The Modi and Roy segments are not as curious about the complicity of the environment in the making of a scam. The three directors are all acclaimed documentarians: Dylan Mohan Gray was responsible for the excellent medical exposé Fire in the Blood, Johanna Hamilton is an Emmy-winning filmmaker whose credits include the peerless 1971, and Nick Read was behind the disruptive Bolshoi Babylon. But while an "outsider" gaze tends to provide a more objective perspective of local life, this is a rare case in which Dylan Mohan Gray's Indian roots might have created just the right amount of distance from a legacy based on the very subversion of Indianness.
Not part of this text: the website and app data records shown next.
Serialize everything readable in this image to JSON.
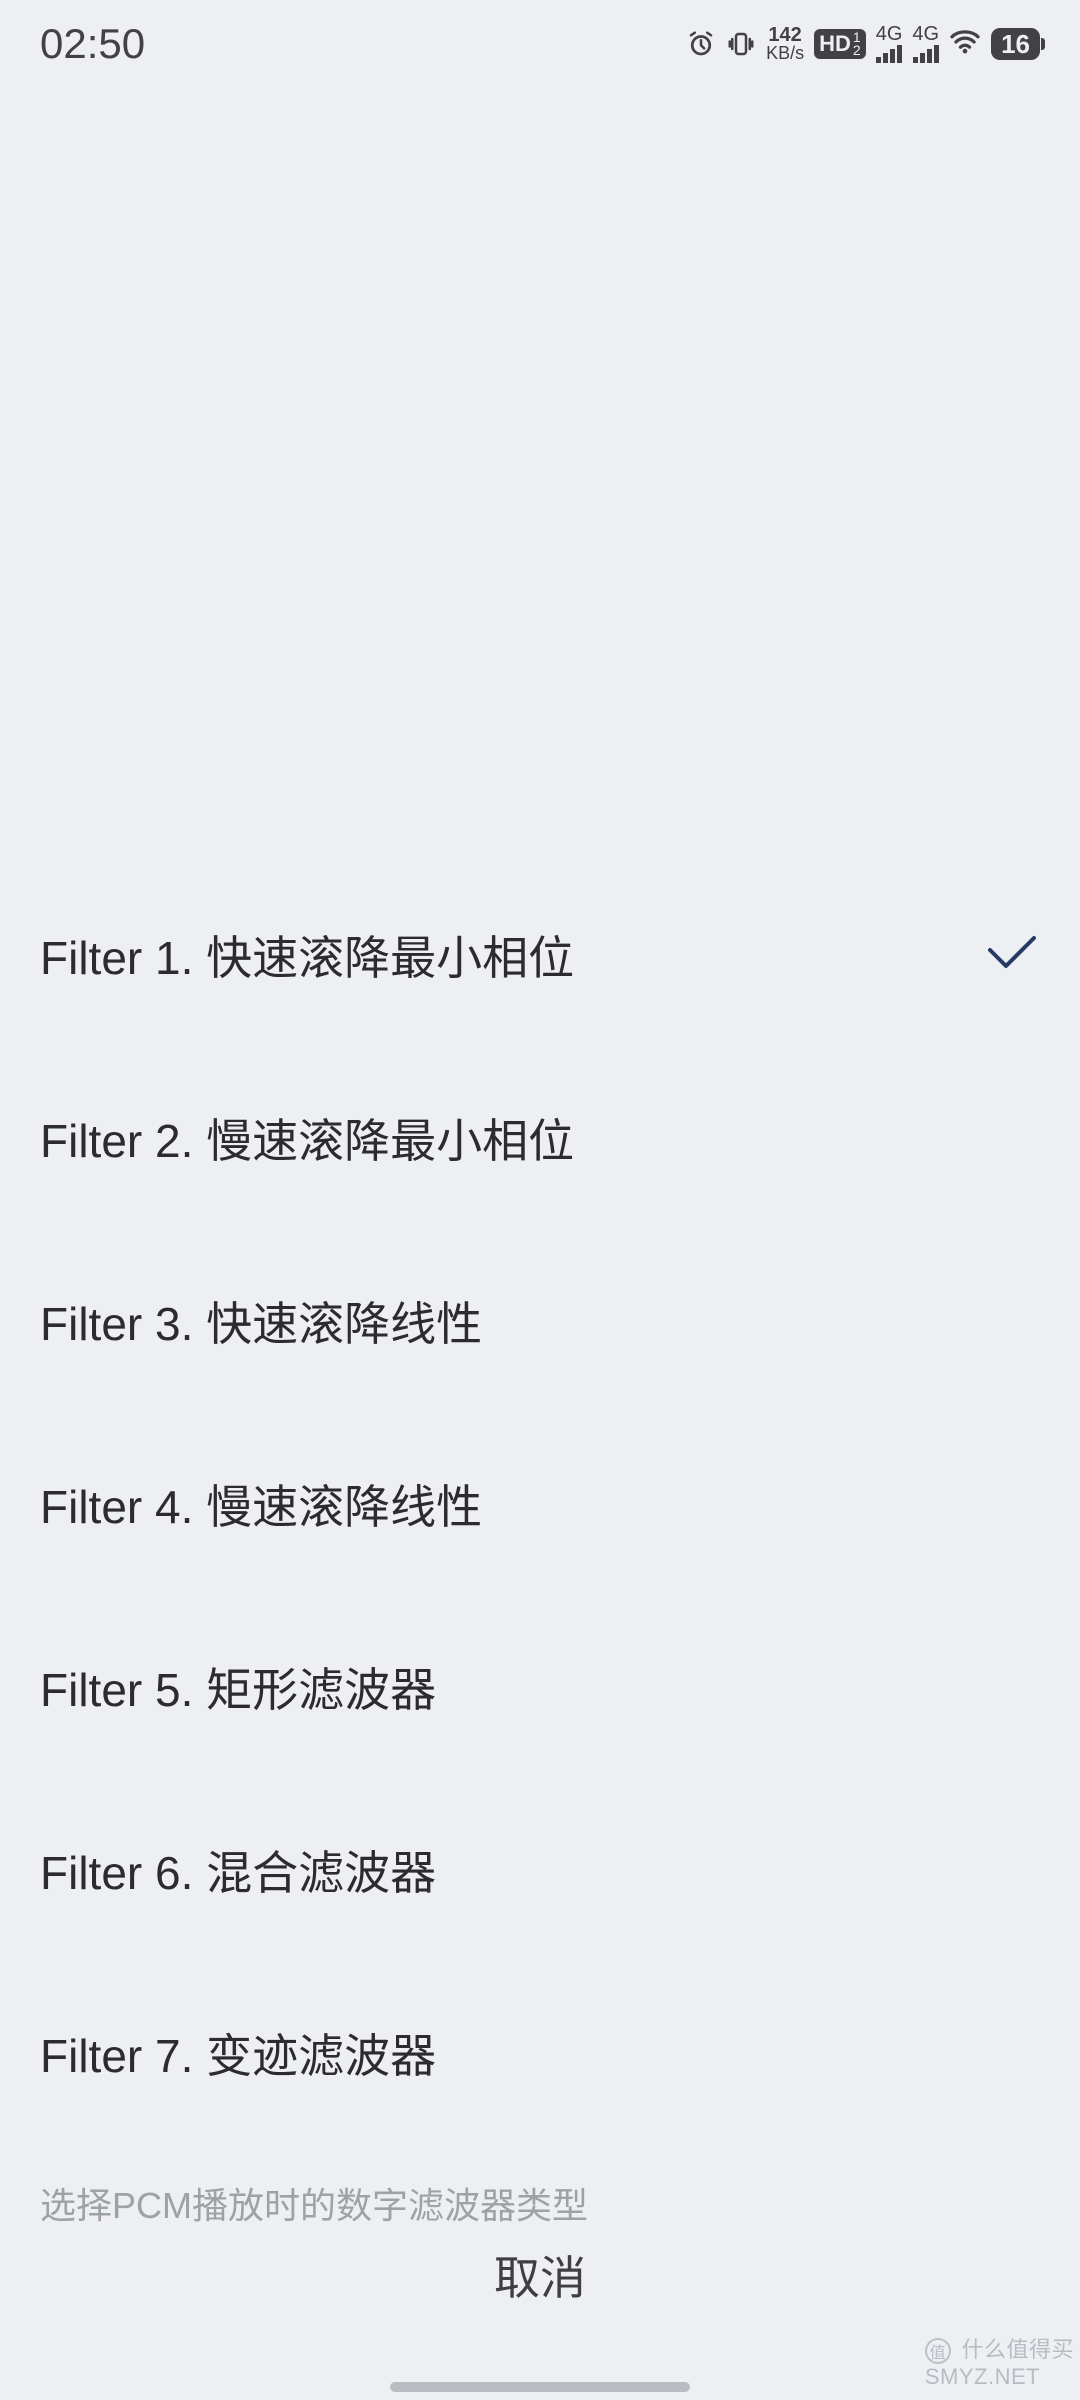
{
  "statusbar": {
    "time": "02:50",
    "net_speed_value": "142",
    "net_speed_unit": "KB/s",
    "hd_label": "HD",
    "sim1": "1",
    "sim2": "2",
    "signal1_label": "4G",
    "signal2_label": "4G",
    "battery_percent": "16"
  },
  "filters": [
    {
      "label": "Filter 1. 快速滚降最小相位",
      "selected": true
    },
    {
      "label": "Filter 2. 慢速滚降最小相位",
      "selected": false
    },
    {
      "label": "Filter 3. 快速滚降线性",
      "selected": false
    },
    {
      "label": "Filter 4. 慢速滚降线性",
      "selected": false
    },
    {
      "label": "Filter 5. 矩形滤波器",
      "selected": false
    },
    {
      "label": "Filter 6. 混合滤波器",
      "selected": false
    },
    {
      "label": "Filter 7. 变迹滤波器",
      "selected": false
    }
  ],
  "hint": "选择PCM播放时的数字滤波器类型",
  "cancel_label": "取消",
  "watermark": {
    "circle": "值",
    "text": "什么值得买",
    "site": "SMYZ.NET"
  },
  "colors": {
    "accent_check": "#273a65",
    "background": "#edeff3"
  }
}
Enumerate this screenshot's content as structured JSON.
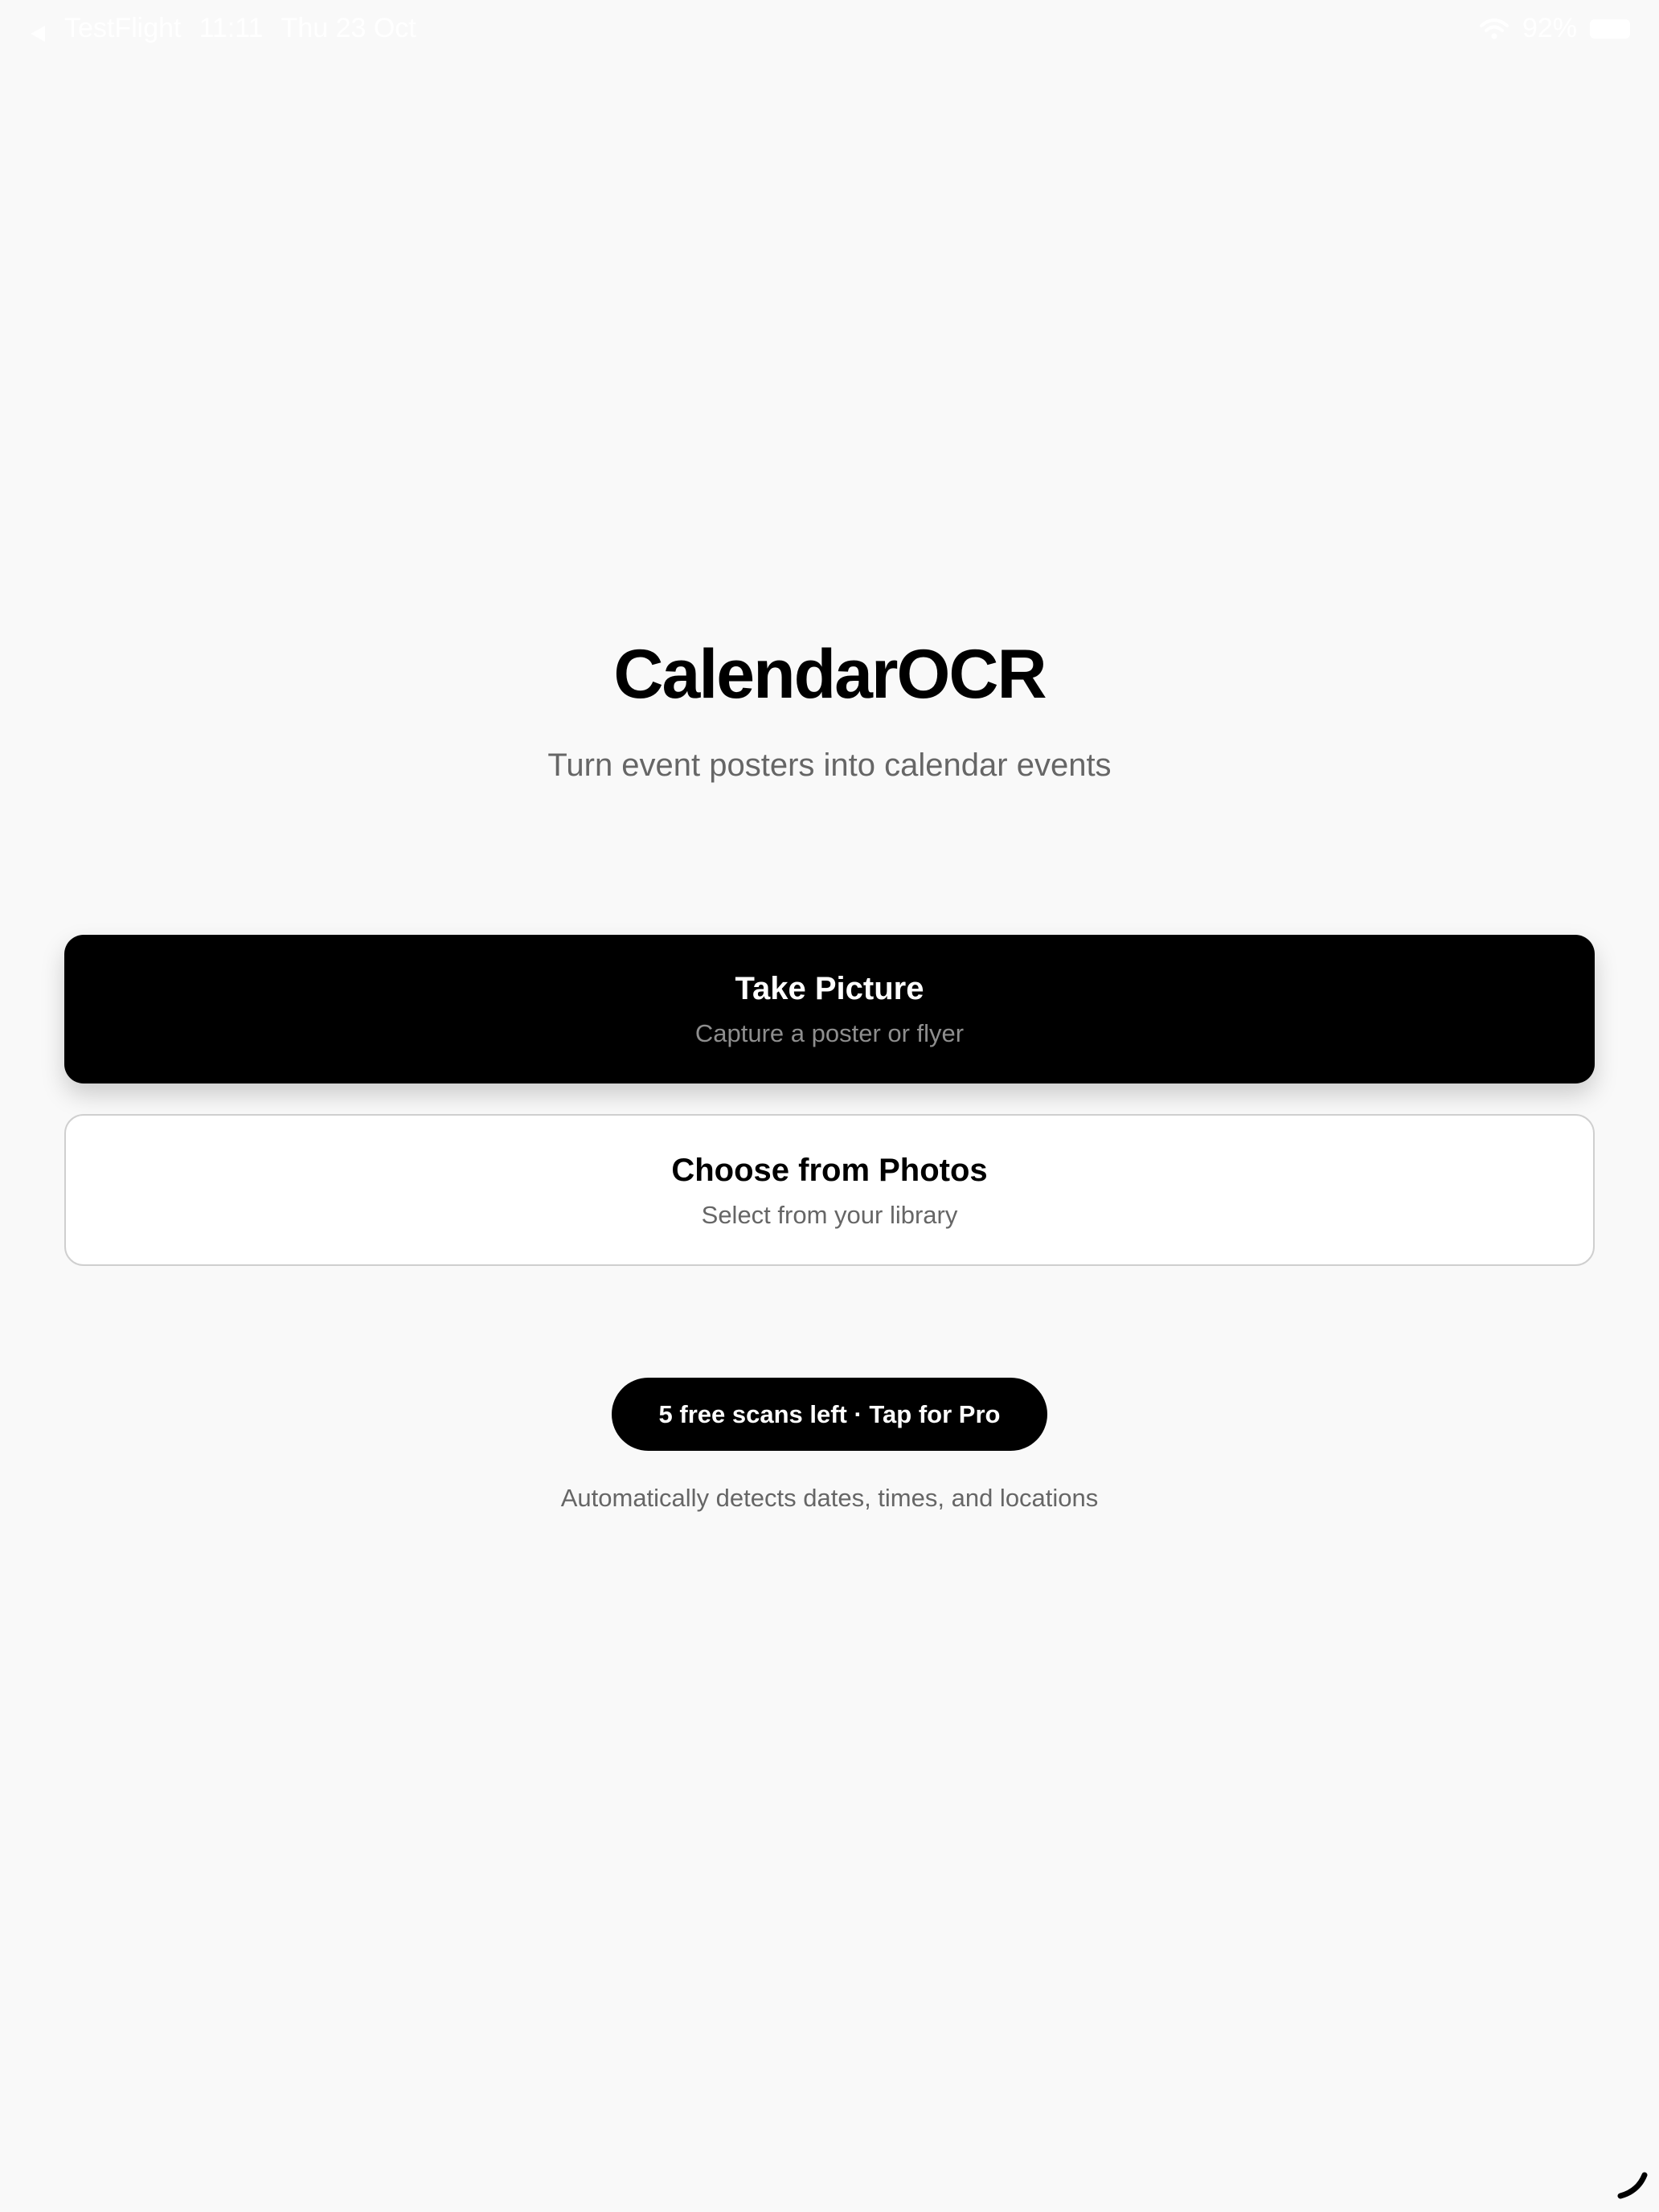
{
  "status_bar": {
    "back_label": "TestFlight",
    "time": "11:11",
    "date": "Thu 23 Oct",
    "battery": "92%",
    "icons": [
      "back-arrow-icon",
      "wifi-icon",
      "battery-icon"
    ]
  },
  "header": {
    "title": "CalendarOCR",
    "subtitle": "Turn event posters into calendar events"
  },
  "actions": {
    "take_picture": {
      "label": "Take Picture",
      "sublabel": "Capture a poster or flyer"
    },
    "choose_photos": {
      "label": "Choose from Photos",
      "sublabel": "Select from your library"
    }
  },
  "pro_banner": {
    "label": "5 free scans left · Tap for Pro"
  },
  "footnote": "Automatically detects dates, times, and locations",
  "colors": {
    "background": "#f9f9f9",
    "primary": "#000000",
    "secondary_text": "#666666",
    "card_border": "#cfcfcf"
  }
}
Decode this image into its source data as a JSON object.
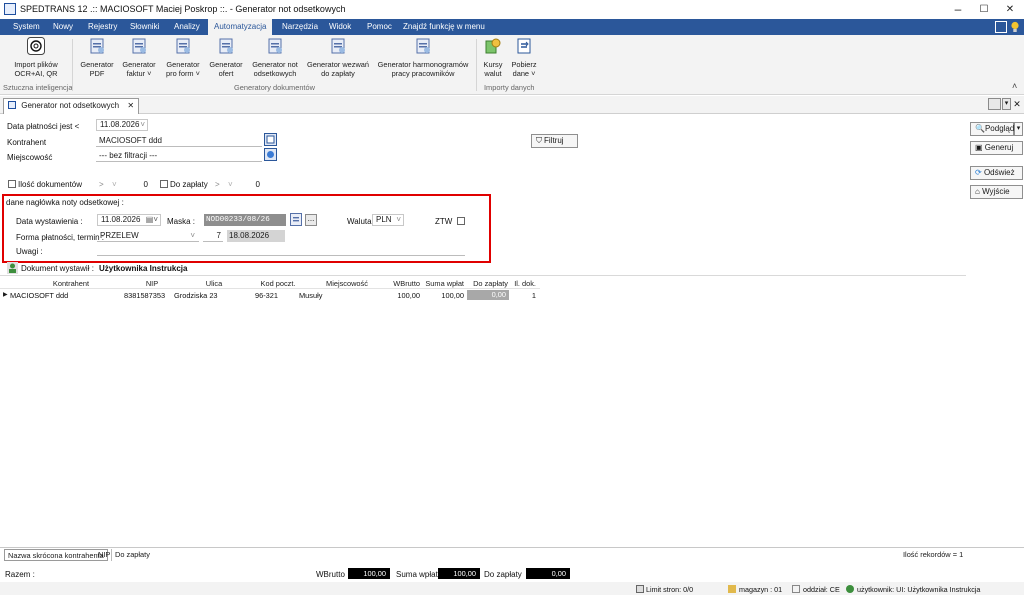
{
  "window": {
    "title": "SPEDTRANS 12 .:: MACIOSOFT Maciej Poskrop ::. - Generator not odsetkowych",
    "minimize": "–",
    "maximize": "☐",
    "close": "✕"
  },
  "menu": {
    "tabs": [
      "System",
      "Nowy",
      "Rejestry",
      "Słowniki",
      "Analizy",
      "Automatyzacja",
      "Narzędzia",
      "Widok",
      "Pomoc"
    ],
    "active_tab": "Automatyzacja",
    "find": "Znajdź funkcję w menu"
  },
  "ribbon": {
    "buttons": [
      {
        "label1": "Import plików",
        "label2": "OCR+AI, QR",
        "icon": "openai-icon"
      },
      {
        "label1": "Generator",
        "label2": "PDF",
        "icon": "pdf-generator-icon"
      },
      {
        "label1": "Generator",
        "label2": "faktur ˅",
        "icon": "invoice-generator-icon"
      },
      {
        "label1": "Generator",
        "label2": "pro form ˅",
        "icon": "proforma-generator-icon"
      },
      {
        "label1": "Generator",
        "label2": "ofert",
        "icon": "offer-generator-icon"
      },
      {
        "label1": "Generator not",
        "label2": "odsetkowych",
        "icon": "interest-note-generator-icon"
      },
      {
        "label1": "Generator wezwań",
        "label2": "do zapłaty",
        "icon": "payment-demand-generator-icon"
      },
      {
        "label1": "Generator harmonogramów",
        "label2": "pracy pracowników",
        "icon": "schedule-generator-icon"
      },
      {
        "label1": "Kursy",
        "label2": "walut",
        "icon": "currency-rates-icon"
      },
      {
        "label1": "Pobierz",
        "label2": "dane ˅",
        "icon": "download-data-icon"
      }
    ],
    "groups": [
      "Sztuczna inteligencja",
      "Generatory dokumentów",
      "Importy danych"
    ],
    "collapse": "˄"
  },
  "doc_tab": {
    "label": "Generator not odsetkowych",
    "close": "✕"
  },
  "filters": {
    "due_date_label": "Data płatności jest <",
    "due_date_value": "11.08.2026",
    "contractor_label": "Kontrahent",
    "contractor_value": "MACIOSOFT ddd",
    "city_label": "Miejscowość",
    "city_value": "--- bez filtracji ---",
    "doc_count_label": "Ilość dokumentów",
    "doc_count_op": ">",
    "doc_count_value": "0",
    "to_pay_label": "Do zapłaty",
    "to_pay_op": ">",
    "to_pay_value": "0",
    "filter_button": "Filtruj"
  },
  "header_section": {
    "title": "dane nagłówka noty odsetkowej :",
    "issue_date_label": "Data wystawienia :",
    "issue_date_value": "11.08.2026",
    "mask_label": "Maska :",
    "mask_value": "NOD00233/08/26",
    "ellipsis": "...",
    "currency_label": "Waluta",
    "currency_value": "PLN",
    "ztw_label": "ZTW",
    "payment_label": "Forma płatności, termin :",
    "payment_value": "PRZELEW",
    "term_days": "7",
    "term_date": "18.08.2026",
    "notes_label": "Uwagi :",
    "notes_value": ""
  },
  "issued_by": {
    "label": "Dokument wystawił :",
    "value": "Użytkownika Instrukcja"
  },
  "grid": {
    "columns": [
      "Kontrahent",
      "NIP",
      "Ulica",
      "Kod poczt.",
      "Miejscowość",
      "WBrutto",
      "Suma wpłat",
      "Do zapłaty",
      "Il. dok."
    ],
    "rows": [
      {
        "kontrahent": "MACIOSOFT ddd",
        "nip": "8381587353",
        "ulica": "Grodziska 23",
        "kod": "96-321",
        "miejscowosc": "Musuły",
        "wbrutto": "100,00",
        "suma": "100,00",
        "dozaplaty": "0,00",
        "ildok": "1"
      }
    ],
    "row_marker": "▶"
  },
  "side_buttons": {
    "preview": "Podgląd",
    "generate": "Generuj",
    "refresh": "Odśwież",
    "exit": "Wyjście"
  },
  "bottom_tabs": [
    "Nazwa skrócona kontrahenta",
    "NIP",
    "Do zapłaty"
  ],
  "record_count": "Ilość rekordów = 1",
  "totals": {
    "label": "Razem :",
    "wbrutto_label": "WBrutto",
    "wbrutto_value": "100,00",
    "suma_label": "Suma wpłat",
    "suma_value": "100,00",
    "dozaplaty_label": "Do zapłaty",
    "dozaplaty_value": "0,00"
  },
  "status": {
    "limit": "Limit stron: 0/0",
    "magazyn": "magazyn : 01",
    "oddzial": "oddział: CE",
    "user": "użytkownik: UI: Użytkownika Instrukcja"
  },
  "colors": {
    "menubar": "#2b579a",
    "highlight": "#e00000",
    "active_tab_text": "#2b579a"
  }
}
But it's not wise to judge Bad Boy Billionaires as a collection of individual pieces. The pieces, actually, belong to a whole. The recurring themes start to stand out: Two of them defraud government banks, the third becomes a surrogate bank. All three prey on a population's deep-seated resentment against the status quo – and a distrust of administrations. It's always the government that goes after them, but it isn't an act of altruistic justice (millions are still owed money) so much as a bitter act of revenge for revealing its own system of corrupt fools. When we hear Mallya's son, Siddarth, blame the system's scapegoat syndrome, it's not an entirely emotional stance. The three become the proverbial Icaruses who flew too close to the sun, but that crippling desire to see the sun – from beyond the third-world darkness – is perhaps what marks their doomed flights.
The series, by embracing the nature of a post-mortem documentary, also reveals a distinctly Indian trait. For decades, we as a people have suffered from a colonial-era inferiority complex. When Indian businesses or citizens do well in the West, we feel a sense of pride. The pride is not so much a result of patriotism as the age-old obsession to be seen – and recognized, and admired – on the world stage. Validation from the West is still our ultimate measure of success. The Oscars are an example of this thirst to go global. So when we notice jewellers like Modi making a splash in New York and London, when we watch Mallya buy an F1 team, when we see Roy demand the attention of foreign presidents, this pride overwhelms our instinct to rationalise their success.
When they make it, we don't ask how. We want them – and by extension, ourselves – to turn the heads of the First World. We love when they appear in the "Planet's Richest People" lists. At the back of our minds, we know it's usually by crook over hook, we know it's too good to be true – but we are too blinded by the sun to question its heat. In the process, we become responsible for their journey. For their damning urge to take India to the high streets. If anything, Bad Boy Billionaires: India refuses to separate the "I" from the rest of India. After all, a vulture is often the consequence of a culture.